Sunday, February 2, 2014

What To Expect When You're Expecting (An Agent)

Good news! You sent off your book proposal to a literary agent, and he liked it. Better news! A few days later, despite your doubts, the agency contract arrives in your mailbox. You open the envelope, and lay out the document on your dining room table. And there it is, staring at you, taunting you, begging for your signature.

Now what? Should you sign it? Most first-time authors won’t have a clue. Before you face that momentous decision, here are some of the standard provisions you’ll find in most agency contracts. Let's strip away the legalese, and get down to it:

1.      Everything you write for publication, must go through us. Although, the definition of "everything" could vary from place to place. Like many agencies, we only handle books. If you want to write blogs or articles or screenplays without us, have at it. In fact, we hope you do. Such things will only increase your market visibility, which all counts as goodie points when I submit your work to publishers.

2.      You promise that you really wrote this book, and didn’t copy it from someone else. We’ll take your word for it, but if you get in trouble, you’re on your own.

3.      We won’t start pitching your manuscript until we agree that it’s ready. We love your book, but it might not be quite ready for prime-time. We could ask for another draft, but if it never comes together, we won’t send it out. We like you, but this is business; our name is on it, too.

4.      We might ask you to consult a freelance editor, and pay their fee yourself. Some agents will help with editing, and some won’t; but in any event, it’s not our job.
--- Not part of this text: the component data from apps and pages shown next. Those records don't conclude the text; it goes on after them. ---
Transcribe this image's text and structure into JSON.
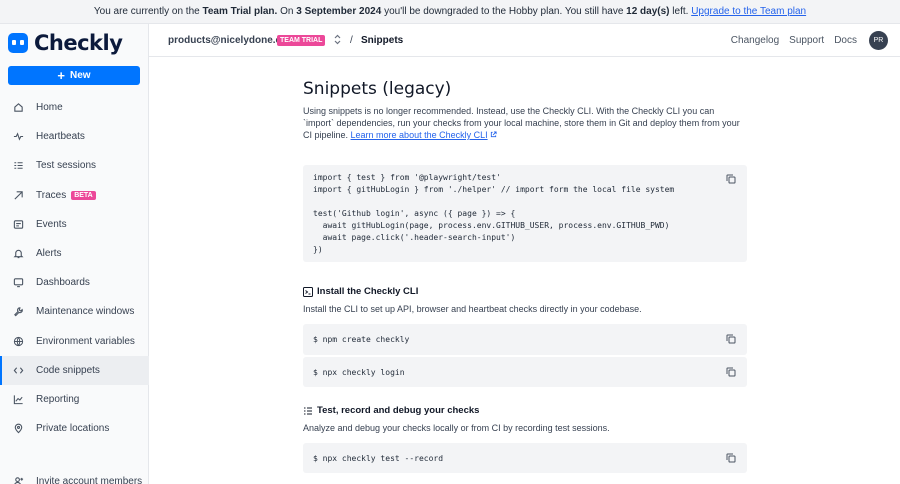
{
  "banner": {
    "p1": "You are currently on the ",
    "plan": "Team Trial plan.",
    "p2": " On ",
    "date": "3 September 2024",
    "p3": " you'll be downgraded to the Hobby plan. You still have ",
    "days": "12 day(s)",
    "p4": " left. ",
    "link": "Upgrade to the Team plan"
  },
  "sidebar": {
    "logo": "Checkly",
    "new_label": "New",
    "items": [
      {
        "label": "Home",
        "icon": "home-icon"
      },
      {
        "label": "Heartbeats",
        "icon": "heartbeat-icon"
      },
      {
        "label": "Test sessions",
        "icon": "test-sessions-icon"
      },
      {
        "label": "Traces",
        "icon": "traces-icon",
        "badge": "BETA"
      },
      {
        "label": "Events",
        "icon": "events-icon"
      },
      {
        "label": "Alerts",
        "icon": "bell-icon"
      },
      {
        "label": "Dashboards",
        "icon": "monitor-icon"
      },
      {
        "label": "Maintenance windows",
        "icon": "wrench-icon"
      },
      {
        "label": "Environment variables",
        "icon": "globe-icon"
      },
      {
        "label": "Code snippets",
        "icon": "code-icon",
        "active": true
      },
      {
        "label": "Reporting",
        "icon": "chart-icon"
      },
      {
        "label": "Private locations",
        "icon": "location-pin-icon"
      }
    ],
    "invite": "Invite account members"
  },
  "topbar": {
    "account": "products@nicelydone.cl...",
    "badge": "TEAM TRIAL",
    "separator": "/",
    "crumb": "Snippets",
    "links": [
      "Changelog",
      "Support",
      "Docs"
    ],
    "avatar": "PR"
  },
  "main": {
    "title": "Snippets (legacy)",
    "intro": "Using snippets is no longer recommended. Instead, use the Checkly CLI. With the Checkly CLI you can `import` dependencies, run your checks from your local machine, store them in Git and deploy them from your CI pipeline. ",
    "intro_link": "Learn more about the Checkly CLI",
    "code_lines": [
      "import { test } from '@playwright/test'",
      "import { gitHubLogin } from './helper' // import form the local file system",
      "",
      "test('Github login', async ({ page }) => {",
      "  await gitHubLogin(page, process.env.GITHUB_USER, process.env.GITHUB_PWD)",
      "  await page.click('.header-search-input')",
      "})"
    ],
    "install_title": "Install the Checkly CLI",
    "install_desc": "Install the CLI to set up API, browser and heartbeat checks directly in your codebase.",
    "cmd1": "$ npm create checkly",
    "cmd2": "$ npx checkly login",
    "test_title": "Test, record and debug your checks",
    "test_desc": "Analyze and debug your checks locally or from CI by recording test sessions.",
    "cmd3": "$ npx checkly test --record"
  }
}
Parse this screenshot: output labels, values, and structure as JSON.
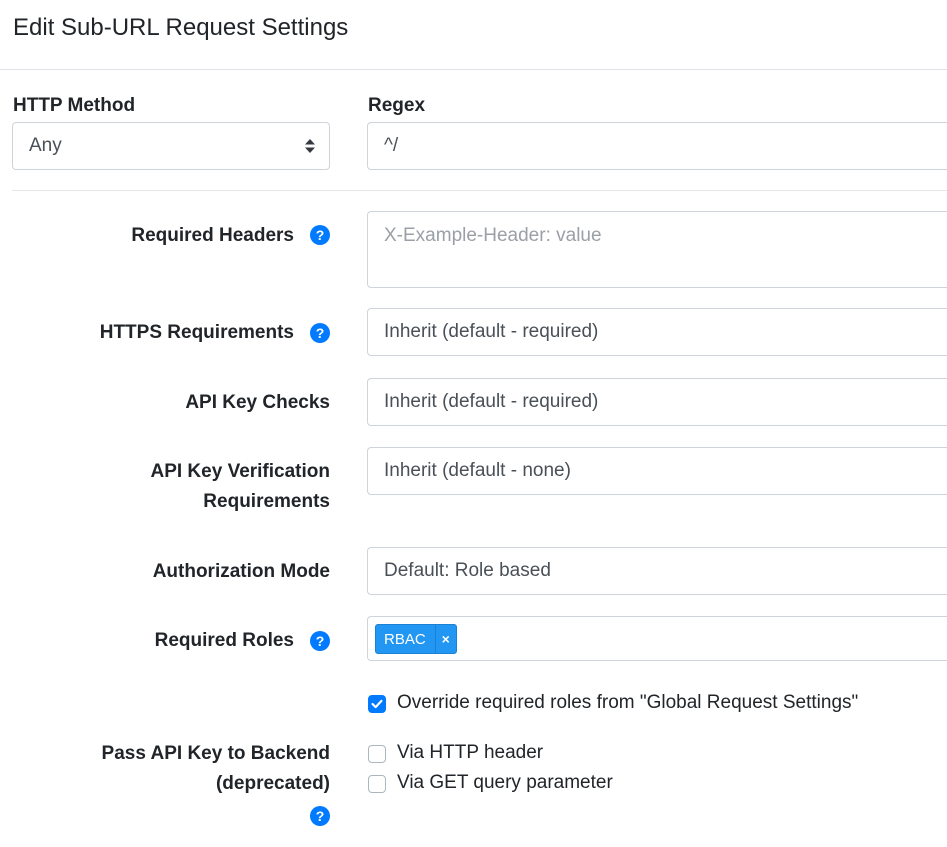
{
  "header": {
    "title": "Edit Sub-URL Request Settings"
  },
  "http_method": {
    "label": "HTTP Method",
    "value": "Any"
  },
  "regex": {
    "label": "Regex",
    "value": "^/"
  },
  "required_headers": {
    "label": "Required Headers",
    "placeholder": "X-Example-Header: value"
  },
  "https_requirements": {
    "label": "HTTPS Requirements",
    "value": "Inherit (default - required)"
  },
  "api_key_checks": {
    "label": "API Key Checks",
    "value": "Inherit (default - required)"
  },
  "api_key_verification": {
    "label_line1": "API Key Verification",
    "label_line2": "Requirements",
    "value": "Inherit (default - none)"
  },
  "authorization_mode": {
    "label": "Authorization Mode",
    "value": "Default: Role based"
  },
  "required_roles": {
    "label": "Required Roles",
    "tags": [
      "RBAC"
    ],
    "tag_remove": "×"
  },
  "override_roles": {
    "label": "Override required roles from \"Global Request Settings\"",
    "checked": true
  },
  "pass_api_key": {
    "label_line1": "Pass API Key to Backend",
    "label_line2": "(deprecated)",
    "options": [
      {
        "label": "Via HTTP header",
        "checked": false
      },
      {
        "label": "Via GET query parameter",
        "checked": false
      }
    ]
  },
  "colors": {
    "accent": "#007bff",
    "tag": "#2196f3",
    "border": "#ced4da"
  },
  "icons": {
    "help": "question-circle-icon",
    "select": "sort-arrows-icon",
    "check": "checkmark-icon"
  }
}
5.      We get 15% of everything… Your book could create endless opportunities for movies, toys, t-shirts, video games, whatever. (Who knows what someone will think up next?) We can help negotiate those “subsidiary rights” for you.

6.      …Even if you made the deal yourself.  Some writers are happy to work with an agent, but nervous about paying a commission. So they sign on the dotted line, and then try to get a deal on their own. The thing is, we'll always find out. You don’t get to send me into battle, and then go around me.

7.      But we might ask for a higher commission on a movie deal. Books, we know. But Hollywood wheel-and-dealing? Not so much. So if someone wants to make a movie from your book, we will partner with a specialist agent and share the commission with him/her.

8.      You allow us to receive royalty payments on your behalf, and then forward 85% to you. Some publishers will write two checks upon request, while others will not. You need to trust us. When in doubt, you will always have direct access to the publisher, to check up on us.

9.      We can bill you for expenses we incur on your behalf, or deduct it from your royalties. (This is the clause that causes the most angst among new clients.) Typically, this will be for printing and postage on a manuscript that we send to an editor. Of course, almost all publishers allow (or even require) emailed submissions these days, but a few still require hard copy. Remember that we work for free, until we produce something for you. It’s a risk we take, and we need you to work with us.

If this makes you feel better: In my three years in business, I have never billed anyone for a thing. Small expenses, I can absorb. But if I have to send off a $16 FedEx overnight package? You’ll be hearing from me.

10.  You can fire us, or we can quit, with 30 days’ written notice... If one of us is unhappy, there’s no point in arguing over who messed up. If one of us wants to part company, we can. (Of course I’d prefer to have that conversation first, if it means we can save the relationship.)

11.  …But we still get paid for deals we already made, or that were in progress at the time. Yup, we did the work, and we came through for you. So we will still be connected for as long as that book remains in print, or the movie or action figure continue to sell. If it’s a series, our association could continue for years to come, like it or not.

And finally (although it might not be written in the contract):

12.  The commencement of our work will not mean the end of yours. You don’t get to sit back and watch as we work our magic. We’ll expect you to participate in your own marketing. And network in the business. Attend writers’ conferences. Maybe build a website and a blog, to build a following.

Many authors are suspicious of an agent’s motives; but honestly, our interests are identical to yours. We can’t make a nickel for ourselves, until we make 28½¢ for you.

1 comment:

  1. I want one of those shirts! BTW, I love your last line. :) Good stuff, yet again, Steve.